Today, The Chronicle of Higher Education has launched a new interactive tool that for the first time makes accessible the most recent data for college completion rates across the United States. This tool allows the user to examine and compare institutions by race, gender, geography; public versus private; and two-year versus four-year. It provides the raw data for people who wants to dig further and it offers the chance to share thoughts, questions, and your own information to further the conversation. The tool is linked to a series of related stories to help understand the meaning and implications of the data:
The Rise and Fall of the Graduation Rate, by Jeff Selingo. The way students go to college now makes the government's measure less useful than ever.
To Raise Completion Rates, States Dig Deeper for Data, by Eric Kelderman. Knowing more about students can help colleges do what it takes to help them graduate. Easier said than done.
For-Profits Develop More-Forgiving Measures to Tally Grads, by Goldie Blumenstyk. The federal rate's flaws loom especially large for proprietary colleges. But are their alternatives more marketing than metric?
Students Who Don't Count, by Sara Lipka. Transfers, people who take a year off, and part-time students (all a growing group of enrollees) are not included in national data about who finishes college.
Do College Completion Rates Really Measure Quality? Seven higher-education experts assess the meaning behind the measurements.
This project is a good example of an exciting three-pronged strategy many media organizations are employing in their approach to data journalism: stories, interactive data, and community (community being the effort to facilitate user input, make connections between one another and have enduring conversation).

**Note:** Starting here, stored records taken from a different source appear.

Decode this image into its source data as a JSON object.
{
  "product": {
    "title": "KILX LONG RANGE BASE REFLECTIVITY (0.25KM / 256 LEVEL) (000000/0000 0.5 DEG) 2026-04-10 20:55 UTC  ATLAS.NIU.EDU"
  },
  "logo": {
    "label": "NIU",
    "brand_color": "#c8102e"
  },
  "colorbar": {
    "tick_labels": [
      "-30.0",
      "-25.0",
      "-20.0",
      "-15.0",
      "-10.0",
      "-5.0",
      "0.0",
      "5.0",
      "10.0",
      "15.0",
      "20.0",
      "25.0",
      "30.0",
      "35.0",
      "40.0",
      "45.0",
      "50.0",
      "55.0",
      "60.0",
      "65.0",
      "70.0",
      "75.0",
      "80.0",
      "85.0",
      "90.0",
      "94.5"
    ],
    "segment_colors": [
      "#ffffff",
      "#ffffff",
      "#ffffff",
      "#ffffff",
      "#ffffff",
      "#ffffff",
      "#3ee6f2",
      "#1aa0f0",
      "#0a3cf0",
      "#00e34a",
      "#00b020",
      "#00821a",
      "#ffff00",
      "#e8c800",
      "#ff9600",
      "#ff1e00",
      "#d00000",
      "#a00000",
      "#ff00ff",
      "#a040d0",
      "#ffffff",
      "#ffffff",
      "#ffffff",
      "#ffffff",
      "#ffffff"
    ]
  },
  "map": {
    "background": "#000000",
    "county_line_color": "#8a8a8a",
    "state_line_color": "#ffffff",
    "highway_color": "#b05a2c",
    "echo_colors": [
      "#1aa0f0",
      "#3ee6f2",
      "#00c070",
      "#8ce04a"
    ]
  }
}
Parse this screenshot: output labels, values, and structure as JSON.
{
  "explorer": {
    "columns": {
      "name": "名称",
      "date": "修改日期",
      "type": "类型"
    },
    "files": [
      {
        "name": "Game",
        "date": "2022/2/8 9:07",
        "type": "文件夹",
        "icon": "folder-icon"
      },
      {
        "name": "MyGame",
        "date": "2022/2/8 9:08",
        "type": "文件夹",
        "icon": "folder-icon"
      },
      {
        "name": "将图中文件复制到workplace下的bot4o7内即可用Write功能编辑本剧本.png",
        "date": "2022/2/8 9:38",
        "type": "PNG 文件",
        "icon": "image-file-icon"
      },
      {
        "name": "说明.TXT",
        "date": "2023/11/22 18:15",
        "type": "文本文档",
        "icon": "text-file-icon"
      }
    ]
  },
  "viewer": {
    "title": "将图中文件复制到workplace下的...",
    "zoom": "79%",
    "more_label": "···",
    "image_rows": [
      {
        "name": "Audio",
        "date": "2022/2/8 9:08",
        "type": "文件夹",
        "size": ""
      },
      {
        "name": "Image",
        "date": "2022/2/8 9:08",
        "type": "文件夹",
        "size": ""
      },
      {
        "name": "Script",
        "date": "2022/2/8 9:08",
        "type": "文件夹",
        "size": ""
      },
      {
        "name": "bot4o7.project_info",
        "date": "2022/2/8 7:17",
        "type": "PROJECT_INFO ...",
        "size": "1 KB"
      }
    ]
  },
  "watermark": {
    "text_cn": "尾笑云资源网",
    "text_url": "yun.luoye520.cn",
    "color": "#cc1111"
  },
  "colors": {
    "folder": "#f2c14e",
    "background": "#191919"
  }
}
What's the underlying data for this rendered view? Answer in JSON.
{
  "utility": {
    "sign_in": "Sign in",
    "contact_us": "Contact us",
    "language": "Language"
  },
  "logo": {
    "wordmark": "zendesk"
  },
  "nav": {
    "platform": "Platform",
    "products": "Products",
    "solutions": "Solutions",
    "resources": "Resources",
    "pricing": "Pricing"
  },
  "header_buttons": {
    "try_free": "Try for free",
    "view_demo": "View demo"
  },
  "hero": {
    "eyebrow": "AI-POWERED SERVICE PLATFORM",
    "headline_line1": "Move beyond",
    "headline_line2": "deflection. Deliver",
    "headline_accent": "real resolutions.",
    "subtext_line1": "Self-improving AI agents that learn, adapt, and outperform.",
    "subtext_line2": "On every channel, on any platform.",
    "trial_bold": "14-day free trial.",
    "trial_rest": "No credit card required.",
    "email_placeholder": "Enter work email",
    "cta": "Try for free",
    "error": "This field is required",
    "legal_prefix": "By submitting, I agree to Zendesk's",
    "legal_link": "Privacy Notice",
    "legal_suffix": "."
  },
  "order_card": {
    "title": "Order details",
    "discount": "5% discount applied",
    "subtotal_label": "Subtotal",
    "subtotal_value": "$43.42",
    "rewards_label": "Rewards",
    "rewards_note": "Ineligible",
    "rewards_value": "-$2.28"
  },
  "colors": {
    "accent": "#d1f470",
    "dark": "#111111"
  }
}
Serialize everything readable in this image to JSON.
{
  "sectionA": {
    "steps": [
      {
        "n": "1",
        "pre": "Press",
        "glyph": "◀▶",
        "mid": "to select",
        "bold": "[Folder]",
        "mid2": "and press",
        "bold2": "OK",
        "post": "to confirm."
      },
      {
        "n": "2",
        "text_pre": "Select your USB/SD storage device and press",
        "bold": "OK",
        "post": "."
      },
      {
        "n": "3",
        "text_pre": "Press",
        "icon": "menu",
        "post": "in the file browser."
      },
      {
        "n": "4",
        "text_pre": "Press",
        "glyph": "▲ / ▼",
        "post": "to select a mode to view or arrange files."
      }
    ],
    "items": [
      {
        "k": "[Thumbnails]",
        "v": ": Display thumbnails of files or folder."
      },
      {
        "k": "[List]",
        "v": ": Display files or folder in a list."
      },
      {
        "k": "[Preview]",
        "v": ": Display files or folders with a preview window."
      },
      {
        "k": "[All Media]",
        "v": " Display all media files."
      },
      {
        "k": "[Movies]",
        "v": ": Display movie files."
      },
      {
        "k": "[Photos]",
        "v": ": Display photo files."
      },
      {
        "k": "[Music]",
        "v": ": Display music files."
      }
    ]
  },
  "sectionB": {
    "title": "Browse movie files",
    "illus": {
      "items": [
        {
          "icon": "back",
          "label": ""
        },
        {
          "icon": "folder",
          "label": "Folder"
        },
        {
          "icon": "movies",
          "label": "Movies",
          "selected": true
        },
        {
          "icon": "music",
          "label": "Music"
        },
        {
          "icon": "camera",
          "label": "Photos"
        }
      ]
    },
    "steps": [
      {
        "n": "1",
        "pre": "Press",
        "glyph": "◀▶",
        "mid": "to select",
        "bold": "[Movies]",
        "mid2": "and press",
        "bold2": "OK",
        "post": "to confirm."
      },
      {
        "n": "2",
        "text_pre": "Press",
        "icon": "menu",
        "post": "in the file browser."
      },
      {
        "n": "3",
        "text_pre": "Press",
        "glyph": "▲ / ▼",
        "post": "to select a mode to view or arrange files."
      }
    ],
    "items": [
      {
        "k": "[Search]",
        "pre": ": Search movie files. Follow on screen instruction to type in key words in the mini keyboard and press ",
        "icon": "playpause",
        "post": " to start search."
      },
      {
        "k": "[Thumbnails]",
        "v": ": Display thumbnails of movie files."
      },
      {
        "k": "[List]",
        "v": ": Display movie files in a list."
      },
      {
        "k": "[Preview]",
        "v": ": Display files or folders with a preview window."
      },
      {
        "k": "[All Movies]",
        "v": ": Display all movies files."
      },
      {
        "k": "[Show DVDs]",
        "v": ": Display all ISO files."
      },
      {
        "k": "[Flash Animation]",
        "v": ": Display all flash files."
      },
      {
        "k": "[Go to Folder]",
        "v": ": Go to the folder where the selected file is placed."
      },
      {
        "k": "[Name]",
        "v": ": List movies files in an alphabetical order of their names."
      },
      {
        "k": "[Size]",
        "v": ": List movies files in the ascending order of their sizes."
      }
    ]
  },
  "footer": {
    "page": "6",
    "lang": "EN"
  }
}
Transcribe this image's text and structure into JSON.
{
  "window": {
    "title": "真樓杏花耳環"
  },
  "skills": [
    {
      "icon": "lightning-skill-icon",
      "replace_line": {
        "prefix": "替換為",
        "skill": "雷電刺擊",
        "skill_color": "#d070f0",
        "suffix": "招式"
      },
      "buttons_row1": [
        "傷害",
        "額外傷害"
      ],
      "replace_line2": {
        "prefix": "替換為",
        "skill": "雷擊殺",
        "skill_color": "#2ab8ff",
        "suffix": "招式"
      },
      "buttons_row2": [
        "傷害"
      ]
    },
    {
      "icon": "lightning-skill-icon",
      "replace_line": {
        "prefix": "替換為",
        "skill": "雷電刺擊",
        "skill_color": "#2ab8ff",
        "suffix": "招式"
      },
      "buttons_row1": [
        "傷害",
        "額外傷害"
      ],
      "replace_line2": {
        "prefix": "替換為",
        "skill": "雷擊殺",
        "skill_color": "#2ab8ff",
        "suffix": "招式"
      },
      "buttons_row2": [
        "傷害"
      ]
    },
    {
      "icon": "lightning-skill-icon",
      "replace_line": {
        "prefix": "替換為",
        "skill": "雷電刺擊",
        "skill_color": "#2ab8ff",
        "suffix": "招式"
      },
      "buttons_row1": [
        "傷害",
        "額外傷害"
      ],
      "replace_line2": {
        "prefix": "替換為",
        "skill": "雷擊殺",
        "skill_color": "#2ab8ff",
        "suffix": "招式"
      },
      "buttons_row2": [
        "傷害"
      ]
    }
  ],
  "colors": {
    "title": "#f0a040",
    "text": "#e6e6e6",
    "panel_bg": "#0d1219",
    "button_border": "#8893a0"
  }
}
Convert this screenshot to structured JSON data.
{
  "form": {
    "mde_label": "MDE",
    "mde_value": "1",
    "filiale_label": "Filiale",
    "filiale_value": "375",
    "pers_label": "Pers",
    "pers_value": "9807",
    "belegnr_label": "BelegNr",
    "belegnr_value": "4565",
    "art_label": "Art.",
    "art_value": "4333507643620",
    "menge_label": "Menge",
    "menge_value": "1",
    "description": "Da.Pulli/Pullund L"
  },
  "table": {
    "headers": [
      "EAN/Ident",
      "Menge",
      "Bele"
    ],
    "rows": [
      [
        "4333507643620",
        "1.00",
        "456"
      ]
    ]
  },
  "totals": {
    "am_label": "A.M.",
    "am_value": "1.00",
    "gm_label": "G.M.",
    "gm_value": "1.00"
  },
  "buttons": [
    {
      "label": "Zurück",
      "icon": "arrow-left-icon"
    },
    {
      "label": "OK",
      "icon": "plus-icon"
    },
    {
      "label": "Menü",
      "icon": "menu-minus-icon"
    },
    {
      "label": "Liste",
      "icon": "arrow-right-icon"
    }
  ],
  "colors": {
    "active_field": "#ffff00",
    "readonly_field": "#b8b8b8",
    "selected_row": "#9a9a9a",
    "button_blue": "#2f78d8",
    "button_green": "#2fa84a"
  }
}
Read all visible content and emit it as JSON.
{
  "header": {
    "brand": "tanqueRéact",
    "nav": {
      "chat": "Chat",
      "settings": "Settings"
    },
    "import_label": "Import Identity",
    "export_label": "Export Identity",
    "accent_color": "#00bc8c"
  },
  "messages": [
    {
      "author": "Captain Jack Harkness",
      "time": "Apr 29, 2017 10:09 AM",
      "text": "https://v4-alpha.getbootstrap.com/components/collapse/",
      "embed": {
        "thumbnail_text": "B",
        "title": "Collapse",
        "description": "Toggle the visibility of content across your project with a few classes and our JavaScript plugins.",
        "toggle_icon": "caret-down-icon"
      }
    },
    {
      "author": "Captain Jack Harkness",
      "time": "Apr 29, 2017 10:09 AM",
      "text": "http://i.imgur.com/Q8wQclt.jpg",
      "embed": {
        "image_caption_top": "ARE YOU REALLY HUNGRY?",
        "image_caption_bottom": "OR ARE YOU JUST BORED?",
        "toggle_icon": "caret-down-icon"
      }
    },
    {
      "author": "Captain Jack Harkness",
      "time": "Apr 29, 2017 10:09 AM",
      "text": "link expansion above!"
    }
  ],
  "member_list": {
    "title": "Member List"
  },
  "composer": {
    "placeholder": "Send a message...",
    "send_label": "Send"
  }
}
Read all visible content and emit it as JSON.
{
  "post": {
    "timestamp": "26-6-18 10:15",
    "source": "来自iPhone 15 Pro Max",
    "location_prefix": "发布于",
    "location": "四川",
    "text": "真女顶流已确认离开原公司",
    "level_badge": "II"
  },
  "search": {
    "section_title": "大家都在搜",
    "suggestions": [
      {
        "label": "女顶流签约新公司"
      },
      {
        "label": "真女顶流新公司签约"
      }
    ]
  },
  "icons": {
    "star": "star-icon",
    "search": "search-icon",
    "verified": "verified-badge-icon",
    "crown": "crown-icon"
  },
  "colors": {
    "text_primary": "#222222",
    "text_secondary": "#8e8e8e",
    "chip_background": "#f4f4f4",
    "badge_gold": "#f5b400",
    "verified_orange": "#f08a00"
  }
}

The foundation’s media grantmaking portfolio is focusing a portion of its resources to support the dissemination of data on our priority issues – improving education in the United States and fighting poverty and disease in the developing world. This project is just one in this new initiative.
It’s worth noting that while the foundation supported this project, The Chronicle of Higher Education had complete editorial independence.
We’re looking forward to future projects like this one and open to your thoughts.